Yesterday I was reading an article about Obamacare in the Washington Post. . .
Whether they know about that financial help is a different question, as many have had trouble using HealthCare.gov to figure out how much insurance would cost under the Affordable Care Act. And the study does not include information on whether those subsides would lead to lower premiums for shoppers buying in the health law’s new exchanges.
“There’s no question that when people get better coverage it is likely to mean that they are going to pay somewhat higher premiums,” Families USA executive director Ron Pollack said. “You don’t get anything for nothing. But if you’re eligible for subsides that are going to significantly reduce your premiums, that could more than make up for an increase in premium costs.”
. . . and then I repeatedly banged my head against the wall until I lost consciousness. Before I came to, I had this weird dream:
Uncle Sam: “Give me a hundred dollars.”
I.M. Citizen: “Why”
Uncle Sam: “I’m going to spend it on some things you need—and some stuff you don’t.”
I.M. Citizen: “I don’t really have a choice do I?”
Uncle Sam: “Not really, no.”
I.M. Citizen (reaches for wallet): “Well, okay, here is a hundred dollars . . . ”
Uncle Sam: “Wait, did you have to pay higher insurance premiums because of Obamacare?”

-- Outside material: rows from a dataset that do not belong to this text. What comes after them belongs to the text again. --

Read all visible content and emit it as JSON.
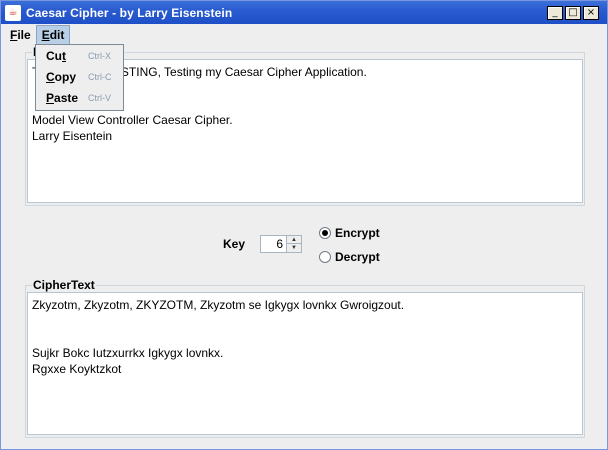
{
  "window": {
    "title": "Caesar Cipher - by Larry Eisenstein",
    "buttons": {
      "minimize": "_",
      "maximize": "□",
      "close": "×"
    }
  },
  "menubar": {
    "file": {
      "mnemonic": "F",
      "rest": "ile"
    },
    "edit": {
      "mnemonic": "E",
      "rest": "dit"
    }
  },
  "edit_menu": {
    "items": [
      {
        "pre": "Cu",
        "mnemonic": "t",
        "post": "",
        "shortcut": "Ctrl-X"
      },
      {
        "pre": "",
        "mnemonic": "C",
        "post": "opy",
        "shortcut": "Ctrl-C"
      },
      {
        "pre": "",
        "mnemonic": "P",
        "post": "aste",
        "shortcut": "Ctrl-V"
      }
    ]
  },
  "plaintext": {
    "title": "P",
    "content": "T                    TESTING, Testing my Caesar Cipher Application.\n\n\nModel View Controller Caesar Cipher.\nLarry Eisentein"
  },
  "controls": {
    "key_label": "Key",
    "key_value": "6",
    "encrypt_label": "Encrypt",
    "decrypt_label": "Decrypt",
    "selected": "encrypt"
  },
  "ciphertext": {
    "title": "CipherText",
    "content": "Zkyzotm, Zkyzotm, ZKYZOTM, Zkyzotm se Igkygx lovnkx Gwroigzout.\n\n\nSujkr Bokc Iutzxurrkx Igkygx lovnkx.\nRgxxe Koyktzkot"
  }
}
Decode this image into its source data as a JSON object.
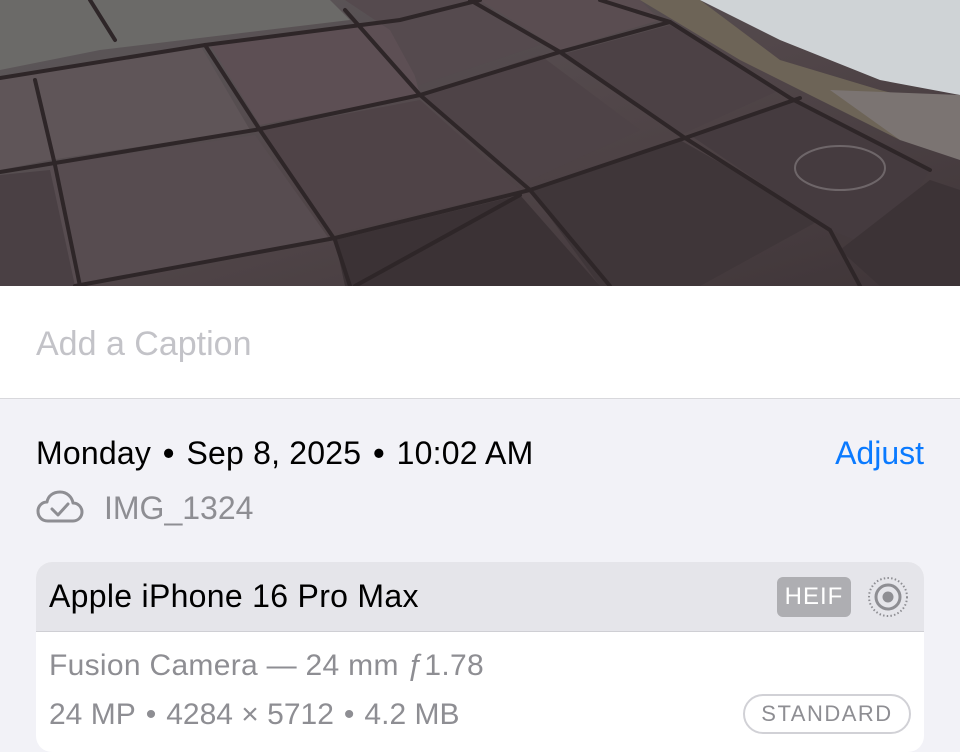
{
  "caption": {
    "placeholder": "Add a Caption",
    "value": ""
  },
  "metadata": {
    "day": "Monday",
    "date": "Sep 8, 2025",
    "time": "10:02 AM",
    "separator": "•",
    "adjust_label": "Adjust",
    "filename": "IMG_1324",
    "sync_icon": "cloud-check-icon"
  },
  "camera": {
    "device": "Apple iPhone 16 Pro Max",
    "format_badge": "HEIF",
    "live_icon": "live-photo-icon",
    "lens": "Fusion Camera — 24 mm ƒ1.78",
    "megapixels": "24 MP",
    "resolution": "4284 × 5712",
    "file_size": "4.2 MB",
    "dot": "•",
    "style_badge": "STANDARD"
  },
  "colors": {
    "accent": "#0a7aff",
    "background": "#f2f2f7",
    "secondary_text": "#8e8e93"
  }
}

I.M. Citizen: “Yeah, after my insurance plan was canceled I had to sign up for a more expensive plan and . . . ”
Uncle Sam: “Yeah, yeah, I know the drill. Here, keep five bucks for yourself.”
I.M. Citizen (puts the five back into his wallet)
Uncle Sam: “And what do you say?”
I.M. Citizen: “What do I say about what?
Uncle Sam: “How about ‘Thank you.’ Didn’t your parents teach you any manners?”
I.M. Citizen: “Thank you for what, I just gave you my money.”
Uncle Sam: “I just gave you a subsidy of five dollars.”
I.M. Citizen: “A subsidy? What are you . . . hold on. (Pulls out his iPhone and checks Dictionary.com.) The definition of subsidy is “a direct pecuniary aid furnished by a government to a private industrial undertaking, a charity organization, or the like.”
Uncle Sam: “Exactly. I just gave you direct pecuniary aid.”
I.M. Citizen: “But all you did was let me keep my own money.”
Uncle Sam: “Yes, but I was planning to spend that five dollars.”
I.M. Citizen: “Why don’t you just plan to spend five dollars less than you had planned?”
Uncle Sam: “I don’t understand the question.”
I.M. Citizen: No, I guess you wouldn’t.
Uncle Sam: “Okay, fine we won’t call it a subsidy. How about we call it a “spending increase?”
I.M. Citizen: “So you let me keep five bucks because my spending increased and you say that letting me keep that money increases your spending? Does that mean that the other $100 I have in my wallet has increased government spending by $100 dollars?”
Uncle Sam: “Well, I don’t know much about economics, but since . . . wait a minute, you still have some money left? I don’t remember giving you another subsidy?”
Access to health care is a basic requirement of a just social order. Physician Donald Condit, drawing on an impressive array of empirical research, skillfully applies the principles of Catholic social teaching to this vital area of concern.